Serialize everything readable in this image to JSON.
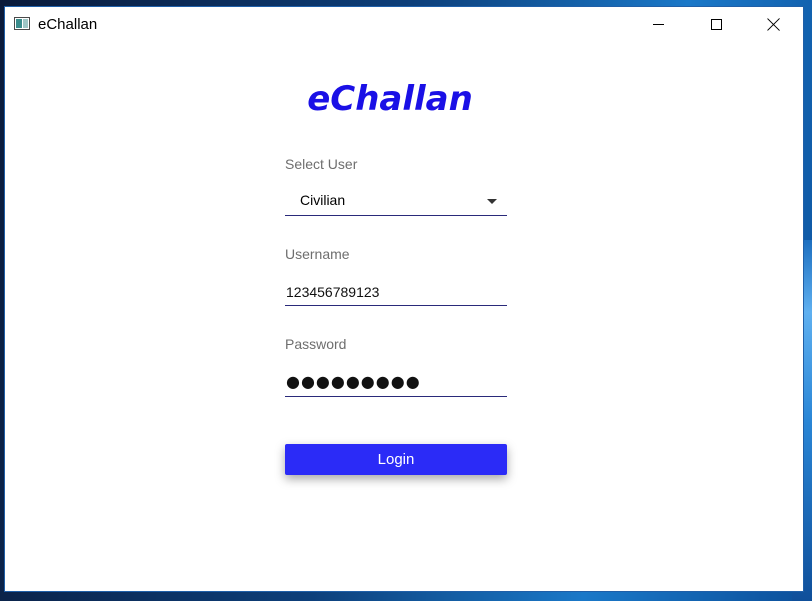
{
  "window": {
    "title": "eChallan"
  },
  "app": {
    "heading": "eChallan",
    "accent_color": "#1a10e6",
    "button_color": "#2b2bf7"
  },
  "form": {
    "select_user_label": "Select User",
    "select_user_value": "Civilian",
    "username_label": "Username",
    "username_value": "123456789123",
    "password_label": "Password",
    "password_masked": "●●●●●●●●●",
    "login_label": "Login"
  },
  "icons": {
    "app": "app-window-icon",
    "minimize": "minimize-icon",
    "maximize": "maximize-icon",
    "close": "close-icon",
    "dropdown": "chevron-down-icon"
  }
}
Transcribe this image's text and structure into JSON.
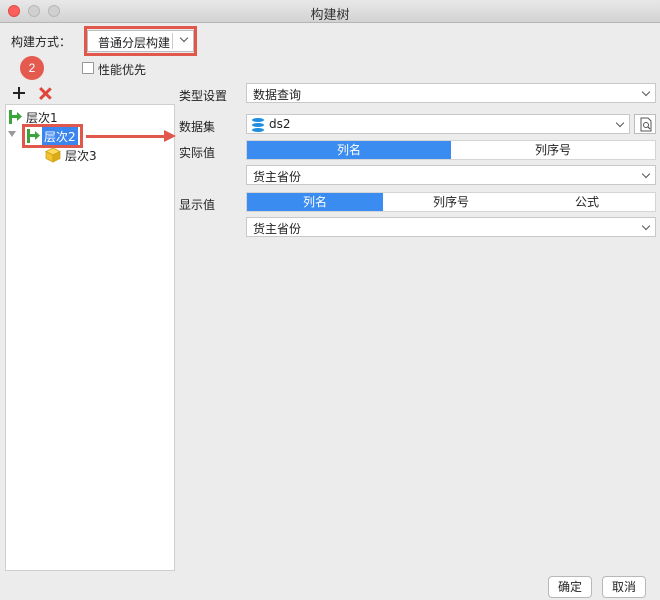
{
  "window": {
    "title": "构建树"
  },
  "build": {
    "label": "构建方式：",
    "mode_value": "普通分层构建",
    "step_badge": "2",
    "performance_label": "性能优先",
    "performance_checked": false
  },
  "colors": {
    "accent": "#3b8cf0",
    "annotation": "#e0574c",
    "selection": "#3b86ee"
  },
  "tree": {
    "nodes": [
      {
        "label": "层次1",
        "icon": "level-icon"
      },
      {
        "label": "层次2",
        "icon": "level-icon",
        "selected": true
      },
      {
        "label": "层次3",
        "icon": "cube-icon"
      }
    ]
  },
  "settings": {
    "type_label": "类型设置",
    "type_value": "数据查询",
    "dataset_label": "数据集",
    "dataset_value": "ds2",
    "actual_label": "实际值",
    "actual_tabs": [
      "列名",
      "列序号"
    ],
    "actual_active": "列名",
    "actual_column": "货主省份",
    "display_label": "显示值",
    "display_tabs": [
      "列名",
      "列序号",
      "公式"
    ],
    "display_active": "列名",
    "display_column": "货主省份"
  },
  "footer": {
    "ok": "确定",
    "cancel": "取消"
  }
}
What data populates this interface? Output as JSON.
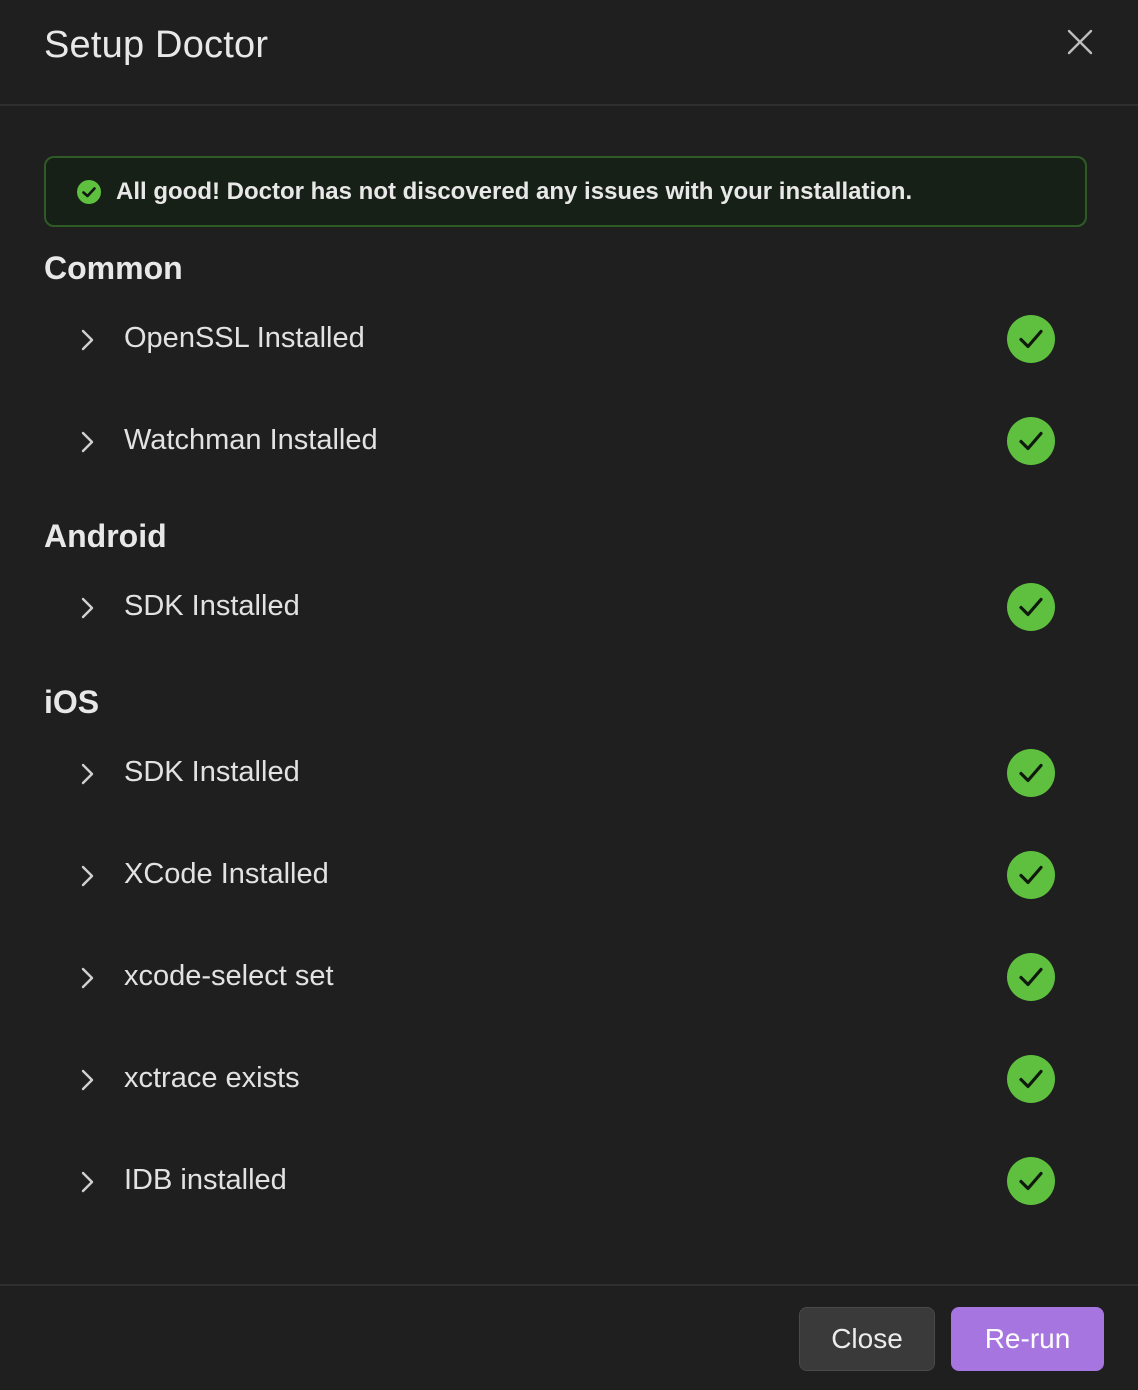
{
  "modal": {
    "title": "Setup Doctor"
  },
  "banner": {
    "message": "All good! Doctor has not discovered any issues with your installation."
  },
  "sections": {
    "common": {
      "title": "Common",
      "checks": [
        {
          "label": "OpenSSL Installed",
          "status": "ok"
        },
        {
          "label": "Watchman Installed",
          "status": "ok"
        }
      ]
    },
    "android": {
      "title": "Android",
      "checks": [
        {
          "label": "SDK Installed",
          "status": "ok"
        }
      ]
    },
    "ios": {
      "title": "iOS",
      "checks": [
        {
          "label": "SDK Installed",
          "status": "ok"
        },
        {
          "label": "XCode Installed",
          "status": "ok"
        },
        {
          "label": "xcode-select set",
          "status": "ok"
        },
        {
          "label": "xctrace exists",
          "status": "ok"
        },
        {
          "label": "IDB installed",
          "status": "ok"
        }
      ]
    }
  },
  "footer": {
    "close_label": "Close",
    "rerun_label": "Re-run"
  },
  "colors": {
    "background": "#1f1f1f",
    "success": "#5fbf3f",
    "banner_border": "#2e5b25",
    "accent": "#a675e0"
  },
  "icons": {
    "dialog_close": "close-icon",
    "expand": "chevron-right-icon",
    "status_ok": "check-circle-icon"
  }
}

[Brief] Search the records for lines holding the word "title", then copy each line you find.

[Solution]
    "title": "eChallan"
    "title": "构建树"
    "title": "Setup Doctor"
      "title": "Common",
      "title": "Android",
      "title": "iOS",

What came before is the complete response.